Problem description
Using the records that follow, work out how many lines hold the string "your" and provide that number only.

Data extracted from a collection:

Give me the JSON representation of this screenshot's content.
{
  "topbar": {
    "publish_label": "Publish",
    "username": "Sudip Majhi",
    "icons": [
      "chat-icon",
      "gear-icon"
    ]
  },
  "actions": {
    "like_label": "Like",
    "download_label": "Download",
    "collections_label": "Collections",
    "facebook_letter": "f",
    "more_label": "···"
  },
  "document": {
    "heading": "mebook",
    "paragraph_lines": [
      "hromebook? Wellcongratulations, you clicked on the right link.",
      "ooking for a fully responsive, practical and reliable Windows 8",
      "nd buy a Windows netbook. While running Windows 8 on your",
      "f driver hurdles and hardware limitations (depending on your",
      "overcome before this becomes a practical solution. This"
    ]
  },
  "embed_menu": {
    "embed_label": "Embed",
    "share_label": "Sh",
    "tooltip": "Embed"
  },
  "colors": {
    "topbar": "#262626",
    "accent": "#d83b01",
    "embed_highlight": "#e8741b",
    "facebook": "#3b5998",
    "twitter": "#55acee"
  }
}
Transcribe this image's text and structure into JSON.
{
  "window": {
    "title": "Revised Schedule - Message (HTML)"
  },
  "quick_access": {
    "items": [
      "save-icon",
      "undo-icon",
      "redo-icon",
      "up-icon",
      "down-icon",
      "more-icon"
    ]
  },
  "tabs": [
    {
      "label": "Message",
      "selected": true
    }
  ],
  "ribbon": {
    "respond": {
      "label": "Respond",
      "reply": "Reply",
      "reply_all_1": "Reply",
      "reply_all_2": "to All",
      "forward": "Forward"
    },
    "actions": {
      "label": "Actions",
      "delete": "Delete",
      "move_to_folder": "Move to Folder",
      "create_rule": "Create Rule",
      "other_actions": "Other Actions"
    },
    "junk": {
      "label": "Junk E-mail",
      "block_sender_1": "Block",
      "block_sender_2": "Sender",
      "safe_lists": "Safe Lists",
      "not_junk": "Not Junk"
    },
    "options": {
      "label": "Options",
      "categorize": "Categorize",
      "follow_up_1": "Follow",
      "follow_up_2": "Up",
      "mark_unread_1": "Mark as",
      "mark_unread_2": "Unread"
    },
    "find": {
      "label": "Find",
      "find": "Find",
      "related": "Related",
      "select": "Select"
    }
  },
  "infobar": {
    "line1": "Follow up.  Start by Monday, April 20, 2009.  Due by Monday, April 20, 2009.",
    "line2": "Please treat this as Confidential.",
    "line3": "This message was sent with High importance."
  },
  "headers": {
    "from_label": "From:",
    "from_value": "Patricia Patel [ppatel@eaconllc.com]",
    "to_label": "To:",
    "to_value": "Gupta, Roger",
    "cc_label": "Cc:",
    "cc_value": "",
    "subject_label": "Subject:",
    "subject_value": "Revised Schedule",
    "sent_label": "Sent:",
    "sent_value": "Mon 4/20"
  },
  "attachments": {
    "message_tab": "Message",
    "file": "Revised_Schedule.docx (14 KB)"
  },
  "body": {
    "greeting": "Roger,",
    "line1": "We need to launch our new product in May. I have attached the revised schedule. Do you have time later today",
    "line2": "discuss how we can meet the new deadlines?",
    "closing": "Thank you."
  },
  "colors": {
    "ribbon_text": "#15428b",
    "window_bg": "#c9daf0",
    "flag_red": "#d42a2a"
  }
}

Output below
2